It may instead simply be the case that as voters begin paying attention to the race in these last days, they are moving toward that candidate who is closest to their political leanings. As I’ve noted before, Florida is a more diverse state, ideologically, than is South Carolina, and one that, on paper, looked more favorable to Romney because of the greater number of moderates and transplants from the North. Fully half the Florida respondents in this earlier PPP poll said they would not describe themselves “as Southerners”, compared to 48% who said they would. Romney led Gingrich among the non-Southerners by 37-33%, but trailed badly among southerners to Gingrich by 43-28%. Similarly, Newt has a positive favorable/unfavorable ratio among Southerners, but not among non-Southerners; the ratios are reversed for Mitt, who is viewed unfavorably more by Southerners.
Remember, Romney did relatively well in Florida in 2008, winning 31% of the vote compared to McCain’s 37%, and that was with Rudy Giuliani, who presumably might have competed with Romney for some votes, pulling down 15%. He did particularly well in the northeast portion of the state surrounding Jacksonville, as well as along the southern Gulf coast. On the other hand, Mike Huckabee, the conservative in the field, only pulled in 14% in 2008. Based on his earlier performance, and the state’s demographics, one would expect Romney to be the favorite coming into Tuesday’s primary.
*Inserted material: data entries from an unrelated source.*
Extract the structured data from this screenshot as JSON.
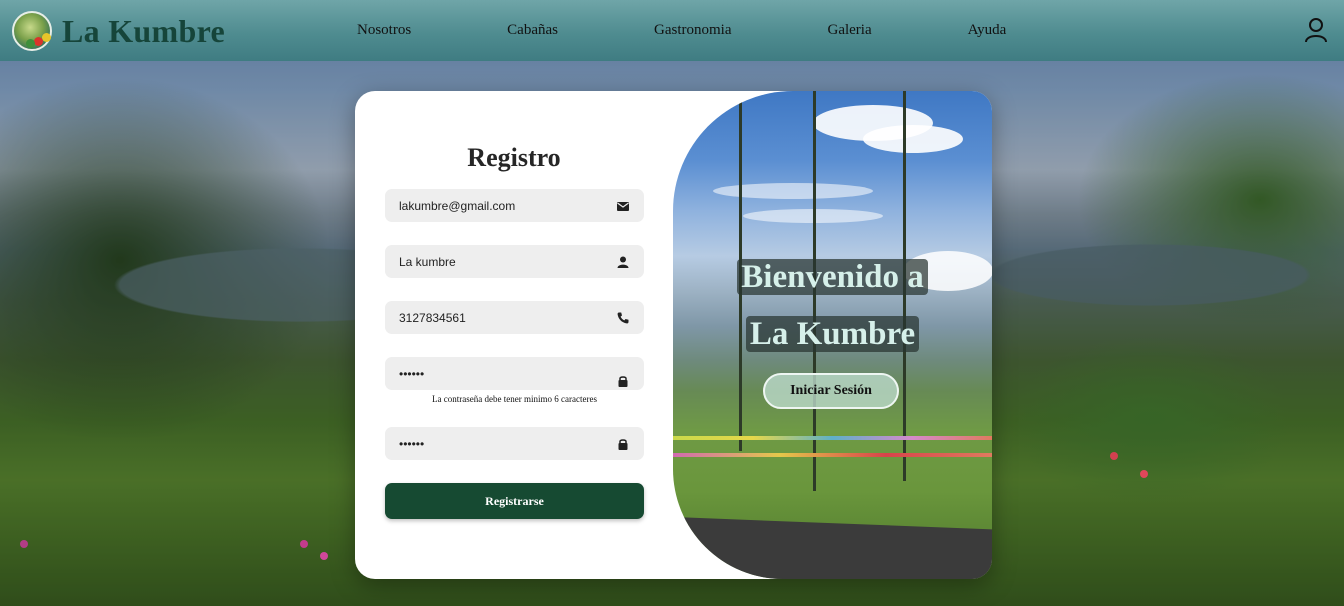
{
  "brand": {
    "name": "La Kumbre"
  },
  "nav": {
    "items": [
      "Nosotros",
      "Cabañas",
      "Gastronomia",
      "Galeria",
      "Ayuda"
    ]
  },
  "form": {
    "title": "Registro",
    "fields": [
      {
        "value": "lakumbre@gmail.com",
        "type": "email",
        "icon": "envelope-icon"
      },
      {
        "value": "La kumbre",
        "type": "text",
        "icon": "person-icon"
      },
      {
        "value": "3127834561",
        "type": "tel",
        "icon": "phone-icon"
      },
      {
        "value": "••••••",
        "type": "password",
        "icon": "lock-icon"
      },
      {
        "value": "••••••",
        "type": "password",
        "icon": "lock-icon"
      }
    ],
    "password_hint": "La contraseña debe tener minimo 6 caracteres",
    "submit_label": "Registrarse"
  },
  "welcome": {
    "line1": "Bienvenido a",
    "line2": "La Kumbre",
    "login_label": "Iniciar Sesión"
  },
  "colors": {
    "header": "#4f8c90",
    "brand_text": "#16453a",
    "submit_bg": "#164a32",
    "input_bg": "#eeeeee",
    "welcome_text": "#d6f0ea"
  }
}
The big question was how much of a boost Gingrich might get coming out of South Carolina.
All this sets the stage for tonight’s crucial debate, the final one before the primary on Tuesday. (Yes, I’ll be live blogging the event.) Although Romney is gaining, the situation remains fluid, with both polls indicating that about 6-8% of respondents are still undecided, and about a fifth say they could still change their mind. One issue Gingrich should worry about is a pronounced gender gap among Florida voters; all three recent polls show him doing substantially better among men than women. I think he’ll need to have his “grandfather” credentials on full display tonight, with many references to his grandkids, daughters, and new found maturity. (Motto: I put the “New” in Newt.)
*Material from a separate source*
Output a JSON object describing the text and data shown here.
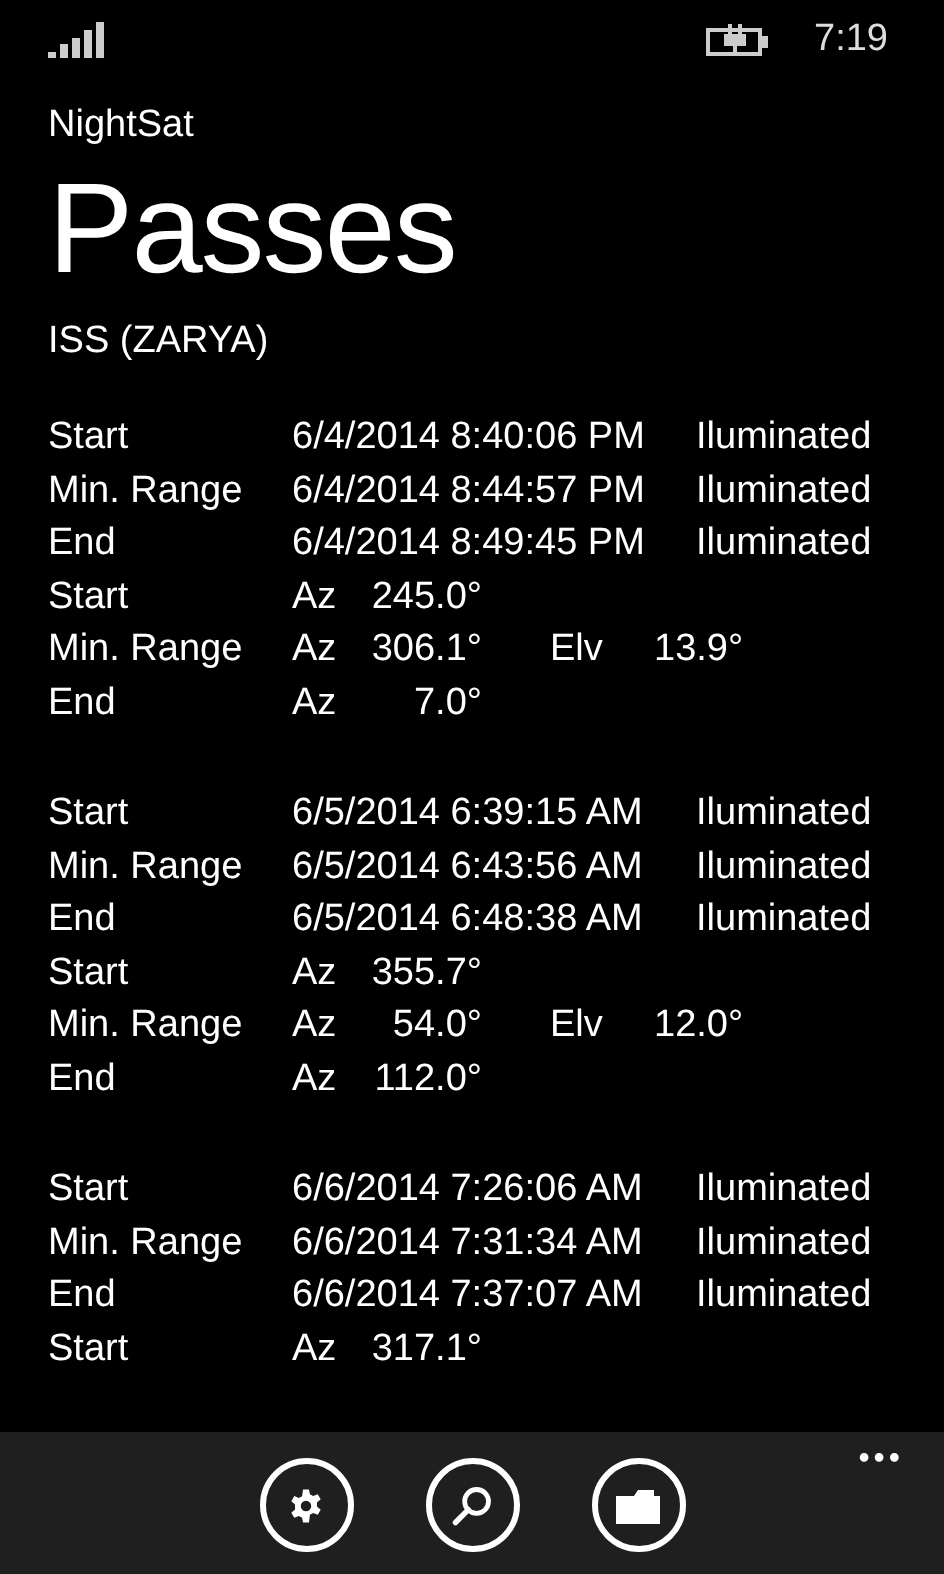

But I think he also needs a new response to Romney’s attacks on his lobbying for Freddie Mac/Fannie Mae. The “I was just a historian” response just doesn’t cut it. For starters, few historians get paid that much (to say nothing of political science professors, who often work for free – but don’t get me started). Perhaps the best defense is a strong offense, along the lines of “My work for Fannie Mae was similar to your work for Bain.”
Of course, Newt’s team complained bitterly that the “no applause” rule in effect on Monday’s debate prevented their candidate from building momentum based on the crowd reaction to the Newtism’s that played so well in previous debates. The lack of audible crowd noise was the equivalent of clapping with Mitts on. We’ll see if that policy is changed for tonight.
The debate is on CNN, starting at 8 p.m. As always, I invite you to join in the excitement. So warm your keyboards, locate the remote, and leave your mittens off. I’ll be on at about 7:50. Hope to see you then.